Exercise details: Your copy should match the records below exactly, except for the pictures.
+++ Material to process
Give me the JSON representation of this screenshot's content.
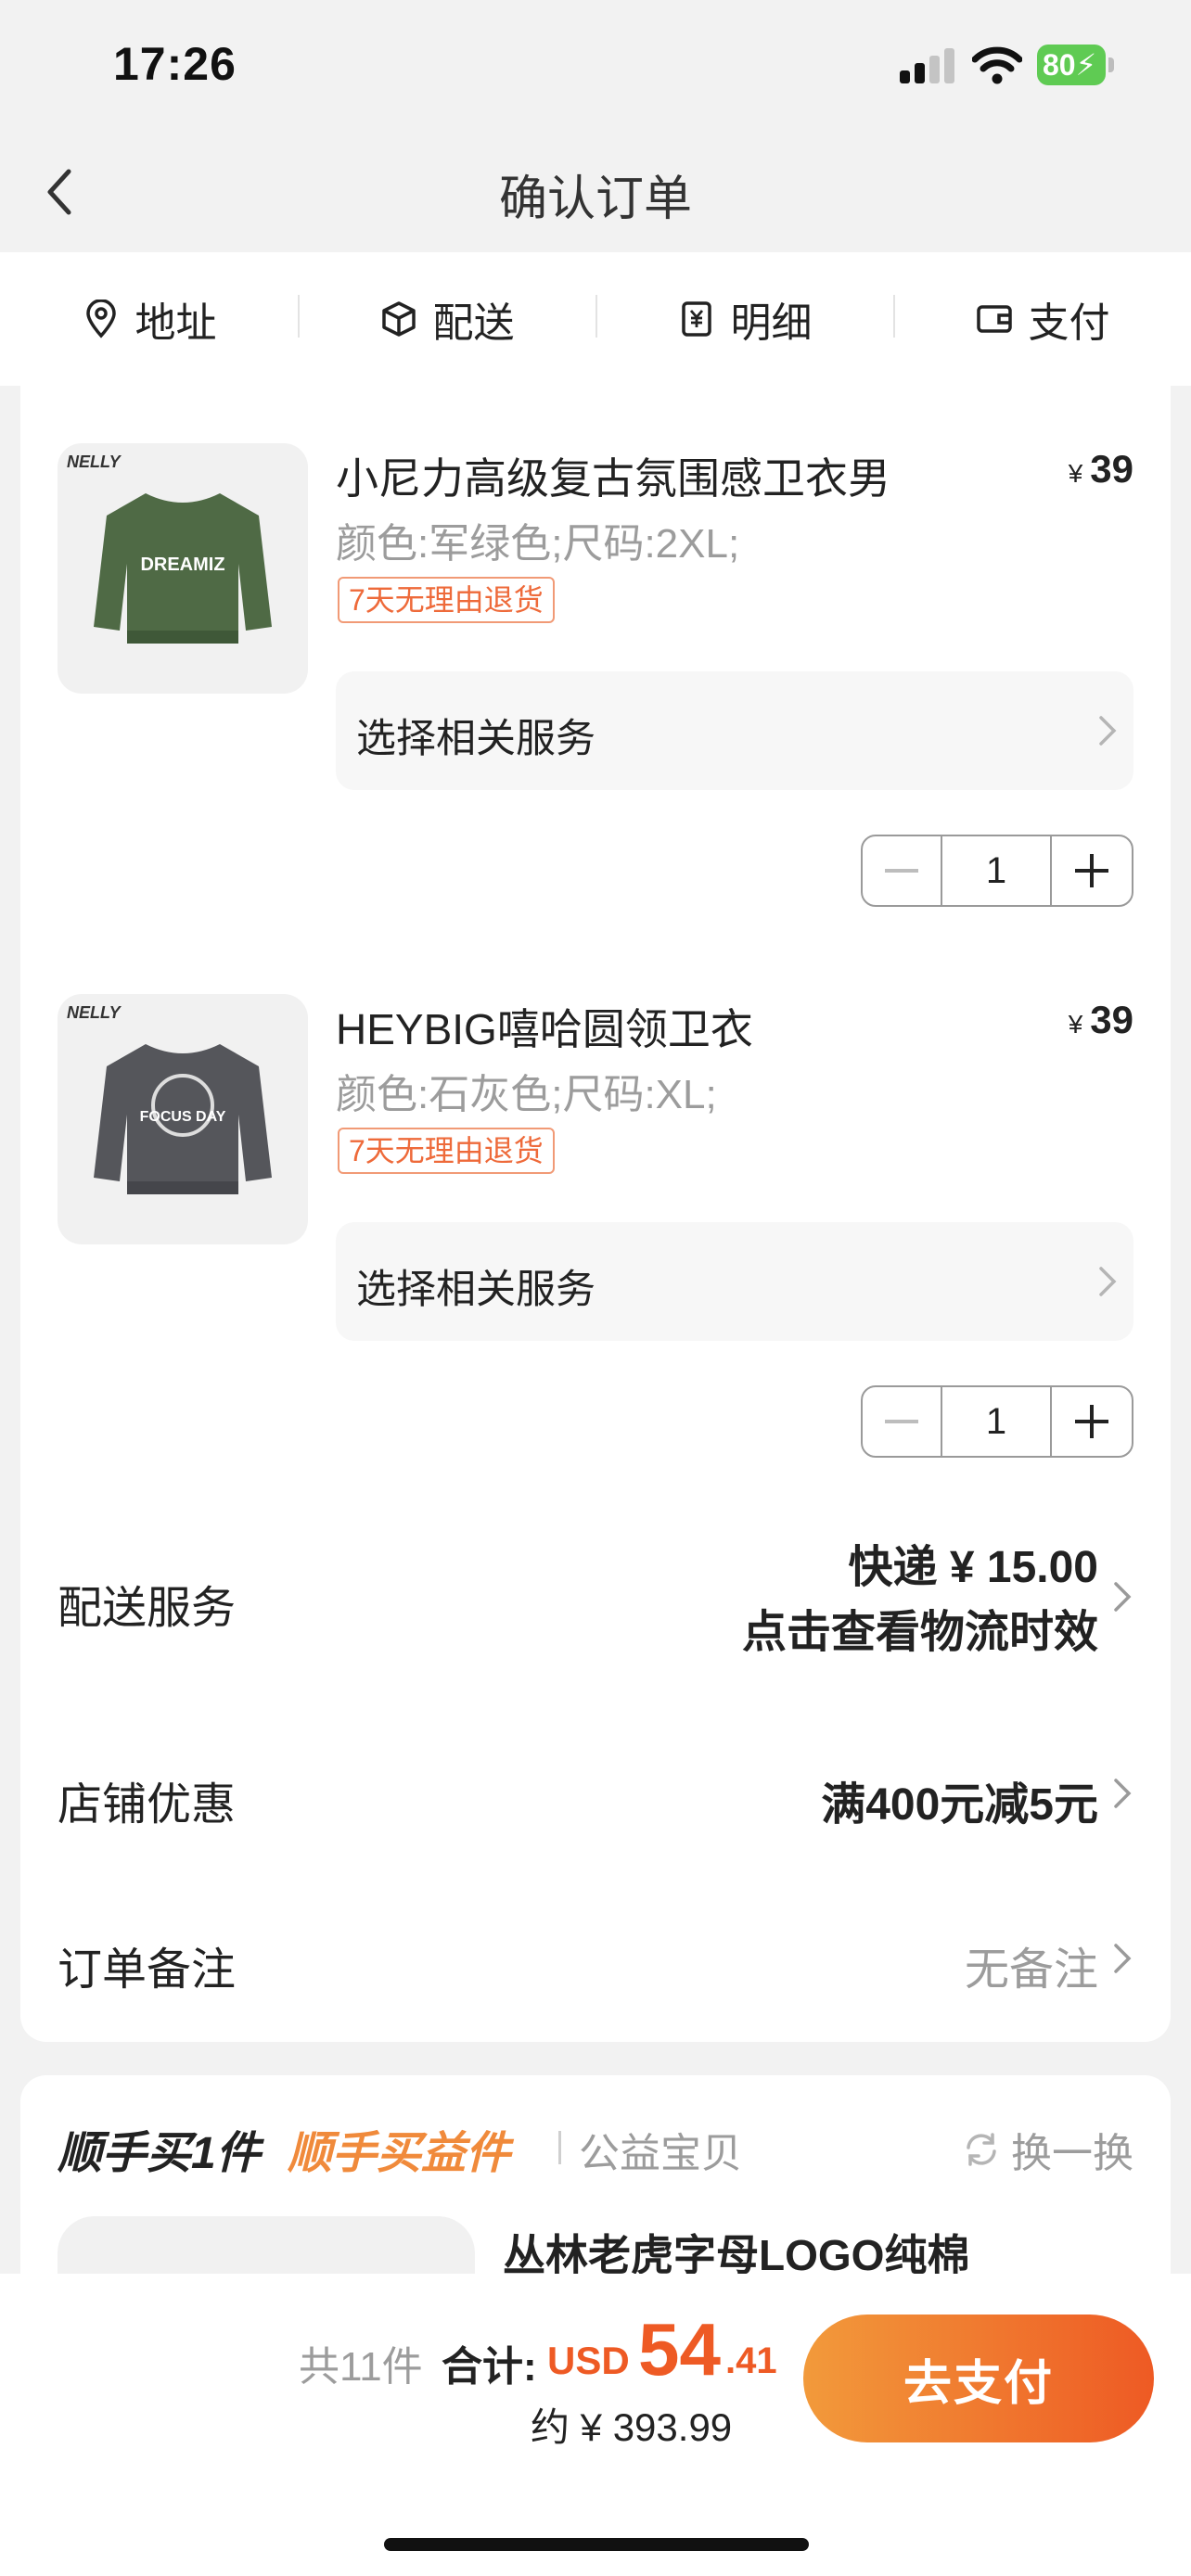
{
  "status_bar": {
    "time": "17:26",
    "battery": "80"
  },
  "header": {
    "title": "确认订单"
  },
  "steps": [
    {
      "label": "地址",
      "icon": "location-pin-icon"
    },
    {
      "label": "配送",
      "icon": "package-box-icon"
    },
    {
      "label": "明细",
      "icon": "yuan-receipt-icon"
    },
    {
      "label": "支付",
      "icon": "wallet-icon"
    }
  ],
  "items": [
    {
      "title": "小尼力高级复古氛围感卫衣男",
      "price_symbol": "¥",
      "price": "39",
      "spec": "颜色:军绿色;尺码:2XL;",
      "return_tag": "7天无理由退货",
      "service_label": "选择相关服务",
      "qty": "1",
      "thumb_brand": "NELLY",
      "thumb_print": "DREAMIZ",
      "thumb_color": "#4f6a45"
    },
    {
      "title": "HEYBIG嘻哈圆领卫衣",
      "price_symbol": "¥",
      "price": "39",
      "spec": "颜色:石灰色;尺码:XL;",
      "return_tag": "7天无理由退货",
      "service_label": "选择相关服务",
      "qty": "1",
      "thumb_brand": "NELLY",
      "thumb_print": "FOCUS DAY",
      "thumb_color": "#55565b"
    }
  ],
  "delivery": {
    "label": "配送服务",
    "value_line1": "快递 ¥ 15.00",
    "value_line2": "点击查看物流时效"
  },
  "store_discount": {
    "label": "店铺优惠",
    "value": "满400元减5元"
  },
  "order_note": {
    "label": "订单备注",
    "value": "无备注"
  },
  "bundle": {
    "title_main": "顺手买1件",
    "title_accent": "顺手买益件",
    "subtitle": "公益宝贝",
    "refresh_label": "换一换",
    "product_title": "丛林老虎字母LOGO纯棉"
  },
  "footer": {
    "count_text": "共11件",
    "total_label": "合计:",
    "currency": "USD",
    "total_int": "54",
    "total_dec": ".41",
    "approx": "约 ¥ 393.99",
    "pay_button": "去支付"
  },
  "colors": {
    "accent": "#ee5a24",
    "accent_light": "#f29a3b",
    "tag_border": "#f19a76"
  }
}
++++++
Answer area:
Give me the JSON representation of this screenshot's content.
{
  "status_bar": {
    "time": "17:26",
    "battery": "80"
  },
  "header": {
    "title": "确认订单"
  },
  "steps": [
    {
      "label": "地址",
      "icon": "location-pin-icon"
    },
    {
      "label": "配送",
      "icon": "package-box-icon"
    },
    {
      "label": "明细",
      "icon": "yuan-receipt-icon"
    },
    {
      "label": "支付",
      "icon": "wallet-icon"
    }
  ],
  "items": [
    {
      "title": "小尼力高级复古氛围感卫衣男",
      "price_symbol": "¥",
      "price": "39",
      "spec": "颜色:军绿色;尺码:2XL;",
      "return_tag": "7天无理由退货",
      "service_label": "选择相关服务",
      "qty": "1",
      "thumb_brand": "NELLY",
      "thumb_print": "DREAMIZ",
      "thumb_color": "#4f6a45"
    },
    {
      "title": "HEYBIG嘻哈圆领卫衣",
      "price_symbol": "¥",
      "price": "39",
      "spec": "颜色:石灰色;尺码:XL;",
      "return_tag": "7天无理由退货",
      "service_label": "选择相关服务",
      "qty": "1",
      "thumb_brand": "NELLY",
      "thumb_print": "FOCUS DAY",
      "thumb_color": "#55565b"
    }
  ],
  "delivery": {
    "label": "配送服务",
    "value_line1": "快递 ¥ 15.00",
    "value_line2": "点击查看物流时效"
  },
  "store_discount": {
    "label": "店铺优惠",
    "value": "满400元减5元"
  },
  "order_note": {
    "label": "订单备注",
    "value": "无备注"
  },
  "bundle": {
    "title_main": "顺手买1件",
    "title_accent": "顺手买益件",
    "subtitle": "公益宝贝",
    "refresh_label": "换一换",
    "product_title": "丛林老虎字母LOGO纯棉"
  },
  "footer": {
    "count_text": "共11件",
    "total_label": "合计:",
    "currency": "USD",
    "total_int": "54",
    "total_dec": ".41",
    "approx": "约 ¥ 393.99",
    "pay_button": "去支付"
  },
  "colors": {
    "accent": "#ee5a24",
    "accent_light": "#f29a3b",
    "tag_border": "#f19a76"
  }
}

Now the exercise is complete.